* Task prompt *
Copy out all of the data that follows, exactly as it appears.

* Stored items from a collection *
++++++

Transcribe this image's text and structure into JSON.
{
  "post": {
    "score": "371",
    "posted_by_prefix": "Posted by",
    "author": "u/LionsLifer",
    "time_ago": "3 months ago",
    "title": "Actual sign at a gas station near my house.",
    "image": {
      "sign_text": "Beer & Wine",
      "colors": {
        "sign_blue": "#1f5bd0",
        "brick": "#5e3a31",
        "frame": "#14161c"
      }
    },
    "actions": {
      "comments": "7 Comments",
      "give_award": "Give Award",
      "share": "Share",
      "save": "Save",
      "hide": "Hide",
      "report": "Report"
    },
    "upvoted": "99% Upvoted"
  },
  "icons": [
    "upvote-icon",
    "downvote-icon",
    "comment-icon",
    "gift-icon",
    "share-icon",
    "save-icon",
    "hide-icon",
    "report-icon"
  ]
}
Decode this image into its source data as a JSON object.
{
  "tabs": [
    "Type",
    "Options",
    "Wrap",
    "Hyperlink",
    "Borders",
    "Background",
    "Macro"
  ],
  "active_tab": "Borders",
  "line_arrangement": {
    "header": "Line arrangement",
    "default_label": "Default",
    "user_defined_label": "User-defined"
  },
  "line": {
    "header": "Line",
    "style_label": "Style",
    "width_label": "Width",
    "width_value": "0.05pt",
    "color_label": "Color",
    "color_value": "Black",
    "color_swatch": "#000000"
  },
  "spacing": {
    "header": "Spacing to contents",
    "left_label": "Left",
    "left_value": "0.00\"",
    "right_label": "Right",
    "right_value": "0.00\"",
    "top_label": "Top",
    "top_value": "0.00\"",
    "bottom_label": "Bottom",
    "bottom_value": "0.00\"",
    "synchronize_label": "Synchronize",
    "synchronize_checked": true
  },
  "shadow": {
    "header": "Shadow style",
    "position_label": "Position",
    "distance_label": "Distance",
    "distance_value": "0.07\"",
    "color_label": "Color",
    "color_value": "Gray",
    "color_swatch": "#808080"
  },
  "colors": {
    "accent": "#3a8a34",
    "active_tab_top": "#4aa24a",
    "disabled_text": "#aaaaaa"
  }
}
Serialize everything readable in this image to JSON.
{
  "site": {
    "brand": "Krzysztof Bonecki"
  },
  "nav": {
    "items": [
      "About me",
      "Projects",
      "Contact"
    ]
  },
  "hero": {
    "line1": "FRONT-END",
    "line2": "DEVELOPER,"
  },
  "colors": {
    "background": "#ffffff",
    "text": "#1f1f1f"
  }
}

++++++

* Output of the exercise *
Transcribe this image's text and structure into JSON.
{
  "post": {
    "score": "371",
    "posted_by_prefix": "Posted by",
    "author": "u/LionsLifer",
    "time_ago": "3 months ago",
    "title": "Actual sign at a gas station near my house.",
    "image": {
      "sign_text": "Beer & Wine",
      "colors": {
        "sign_blue": "#1f5bd0",
        "brick": "#5e3a31",
        "frame": "#14161c"
      }
    },
    "actions": {
      "comments": "7 Comments",
      "give_award": "Give Award",
      "share": "Share",
      "save": "Save",
      "hide": "Hide",
      "report": "Report"
    },
    "upvoted": "99% Upvoted"
  },
  "icons": [
    "upvote-icon",
    "downvote-icon",
    "comment-icon",
    "gift-icon",
    "share-icon",
    "save-icon",
    "hide-icon",
    "report-icon"
  ]
}
Decode this image into its source data as a JSON object.
{
  "tabs": [
    "Type",
    "Options",
    "Wrap",
    "Hyperlink",
    "Borders",
    "Background",
    "Macro"
  ],
  "active_tab": "Borders",
  "line_arrangement": {
    "header": "Line arrangement",
    "default_label": "Default",
    "user_defined_label": "User-defined"
  },
  "line": {
    "header": "Line",
    "style_label": "Style",
    "width_label": "Width",
    "width_value": "0.05pt",
    "color_label": "Color",
    "color_value": "Black",
    "color_swatch": "#000000"
  },
  "spacing": {
    "header": "Spacing to contents",
    "left_label": "Left",
    "left_value": "0.00\"",
    "right_label": "Right",
    "right_value": "0.00\"",
    "top_label": "Top",
    "top_value": "0.00\"",
    "bottom_label": "Bottom",
    "bottom_value": "0.00\"",
    "synchronize_label": "Synchronize",
    "synchronize_checked": true
  },
  "shadow": {
    "header": "Shadow style",
    "position_label": "Position",
    "distance_label": "Distance",
    "distance_value": "0.07\"",
    "color_label": "Color",
    "color_value": "Gray",
    "color_swatch": "#808080"
  },
  "colors": {
    "accent": "#3a8a34",
    "active_tab_top": "#4aa24a",
    "disabled_text": "#aaaaaa"
  }
}
Serialize everything readable in this image to JSON.
{
  "site": {
    "brand": "Krzysztof Bonecki"
  },
  "nav": {
    "items": [
      "About me",
      "Projects",
      "Contact"
    ]
  },
  "hero": {
    "line1": "FRONT-END",
    "line2": "DEVELOPER,"
  },
  "colors": {
    "background": "#ffffff",
    "text": "#1f1f1f"
  }
}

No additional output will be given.